Exercise prompt
Your response must be made up of each line in the data below that contains the string "title".

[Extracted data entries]
::::

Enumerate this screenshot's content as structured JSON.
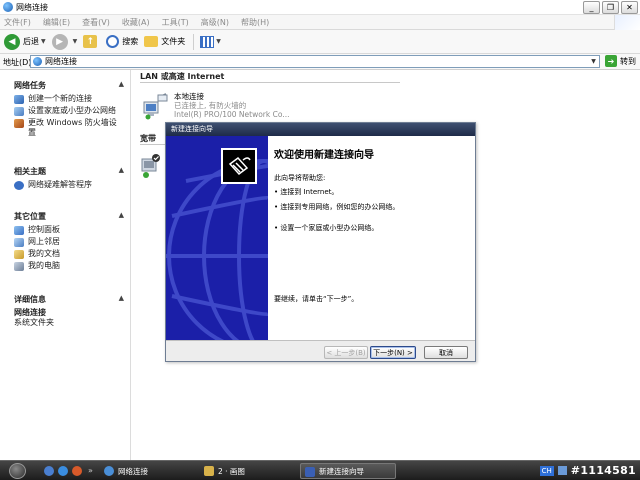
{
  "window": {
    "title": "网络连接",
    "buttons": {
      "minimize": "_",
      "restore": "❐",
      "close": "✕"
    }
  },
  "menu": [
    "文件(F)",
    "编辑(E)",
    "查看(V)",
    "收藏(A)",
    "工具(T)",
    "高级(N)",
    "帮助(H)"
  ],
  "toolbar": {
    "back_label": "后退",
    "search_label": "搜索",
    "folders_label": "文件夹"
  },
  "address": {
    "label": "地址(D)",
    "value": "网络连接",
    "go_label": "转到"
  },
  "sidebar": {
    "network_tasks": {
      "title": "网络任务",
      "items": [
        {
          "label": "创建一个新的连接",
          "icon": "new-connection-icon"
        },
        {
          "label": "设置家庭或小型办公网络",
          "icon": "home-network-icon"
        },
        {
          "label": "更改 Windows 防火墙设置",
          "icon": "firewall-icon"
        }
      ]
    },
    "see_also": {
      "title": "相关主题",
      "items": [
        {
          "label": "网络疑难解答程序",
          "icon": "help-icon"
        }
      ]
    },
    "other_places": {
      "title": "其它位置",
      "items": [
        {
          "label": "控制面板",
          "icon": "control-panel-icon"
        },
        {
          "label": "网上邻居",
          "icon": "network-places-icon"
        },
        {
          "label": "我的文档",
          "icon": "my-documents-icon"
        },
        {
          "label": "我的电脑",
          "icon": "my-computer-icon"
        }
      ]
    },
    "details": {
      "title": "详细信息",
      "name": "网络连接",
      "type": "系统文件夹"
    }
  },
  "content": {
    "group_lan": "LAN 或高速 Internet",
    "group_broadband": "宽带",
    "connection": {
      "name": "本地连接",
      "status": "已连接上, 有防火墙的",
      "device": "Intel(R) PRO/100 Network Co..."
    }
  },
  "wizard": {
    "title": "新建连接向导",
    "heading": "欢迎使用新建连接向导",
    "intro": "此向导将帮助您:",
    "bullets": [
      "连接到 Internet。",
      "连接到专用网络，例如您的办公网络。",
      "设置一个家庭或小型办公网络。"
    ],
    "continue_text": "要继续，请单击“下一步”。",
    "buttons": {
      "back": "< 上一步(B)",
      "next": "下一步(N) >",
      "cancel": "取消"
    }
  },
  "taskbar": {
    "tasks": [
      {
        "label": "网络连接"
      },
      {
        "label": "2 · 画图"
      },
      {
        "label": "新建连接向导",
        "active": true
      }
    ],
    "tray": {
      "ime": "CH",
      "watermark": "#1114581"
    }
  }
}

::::

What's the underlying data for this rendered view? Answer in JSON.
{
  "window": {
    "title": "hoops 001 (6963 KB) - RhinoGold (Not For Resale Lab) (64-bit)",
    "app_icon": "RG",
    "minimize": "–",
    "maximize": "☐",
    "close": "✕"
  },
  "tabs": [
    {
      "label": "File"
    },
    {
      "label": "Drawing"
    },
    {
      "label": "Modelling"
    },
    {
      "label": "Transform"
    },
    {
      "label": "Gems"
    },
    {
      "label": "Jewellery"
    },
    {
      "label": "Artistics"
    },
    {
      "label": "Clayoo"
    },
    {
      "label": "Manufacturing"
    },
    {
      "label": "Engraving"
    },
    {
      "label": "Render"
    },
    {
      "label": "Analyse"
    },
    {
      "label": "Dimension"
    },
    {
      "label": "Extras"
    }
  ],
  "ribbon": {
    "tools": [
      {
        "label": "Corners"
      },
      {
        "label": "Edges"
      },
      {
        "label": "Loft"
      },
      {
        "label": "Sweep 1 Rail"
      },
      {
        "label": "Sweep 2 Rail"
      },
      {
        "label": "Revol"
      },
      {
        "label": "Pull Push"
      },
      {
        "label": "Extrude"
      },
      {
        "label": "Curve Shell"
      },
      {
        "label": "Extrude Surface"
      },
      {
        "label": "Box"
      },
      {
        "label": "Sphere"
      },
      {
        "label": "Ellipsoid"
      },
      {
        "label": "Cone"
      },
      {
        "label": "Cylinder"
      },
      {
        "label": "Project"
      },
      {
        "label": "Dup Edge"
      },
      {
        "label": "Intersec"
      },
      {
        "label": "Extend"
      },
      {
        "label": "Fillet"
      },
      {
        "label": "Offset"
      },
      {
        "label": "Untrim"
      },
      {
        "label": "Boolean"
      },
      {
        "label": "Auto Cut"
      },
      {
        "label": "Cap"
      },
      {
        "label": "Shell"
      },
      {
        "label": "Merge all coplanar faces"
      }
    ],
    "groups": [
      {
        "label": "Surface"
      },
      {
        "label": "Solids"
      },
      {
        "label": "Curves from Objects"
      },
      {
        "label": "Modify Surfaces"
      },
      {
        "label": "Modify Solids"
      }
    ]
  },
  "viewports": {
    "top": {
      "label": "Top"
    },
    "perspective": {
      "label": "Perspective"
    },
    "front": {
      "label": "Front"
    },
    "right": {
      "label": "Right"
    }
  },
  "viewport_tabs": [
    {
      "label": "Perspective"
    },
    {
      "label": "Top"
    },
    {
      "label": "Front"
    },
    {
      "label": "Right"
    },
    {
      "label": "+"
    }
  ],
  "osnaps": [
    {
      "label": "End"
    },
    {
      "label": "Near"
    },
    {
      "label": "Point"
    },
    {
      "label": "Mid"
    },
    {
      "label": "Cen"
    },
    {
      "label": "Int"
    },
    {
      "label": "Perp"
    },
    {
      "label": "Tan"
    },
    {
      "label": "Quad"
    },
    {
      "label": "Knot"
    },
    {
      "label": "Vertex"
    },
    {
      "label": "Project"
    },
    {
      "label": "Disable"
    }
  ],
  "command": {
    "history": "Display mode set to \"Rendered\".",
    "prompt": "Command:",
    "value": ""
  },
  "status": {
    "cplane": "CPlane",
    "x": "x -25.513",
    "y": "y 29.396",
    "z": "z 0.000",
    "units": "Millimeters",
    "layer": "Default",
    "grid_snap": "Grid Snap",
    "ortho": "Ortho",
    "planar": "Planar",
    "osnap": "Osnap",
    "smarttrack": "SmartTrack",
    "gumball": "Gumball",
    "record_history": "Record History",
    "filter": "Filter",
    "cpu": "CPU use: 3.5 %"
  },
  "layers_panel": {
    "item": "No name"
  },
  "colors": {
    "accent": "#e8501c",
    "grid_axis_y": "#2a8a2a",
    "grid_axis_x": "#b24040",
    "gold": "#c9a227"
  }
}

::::

Solution for this exercise
    "title": "网络连接",
      "title": "网络任务",
      "title": "相关主题",
      "title": "其它位置",
      "title": "详细信息",
    "title": "新建连接向导",
    "title": "hoops 001 (6963 KB) - RhinoGold (Not For Resale Lab) (64-bit)",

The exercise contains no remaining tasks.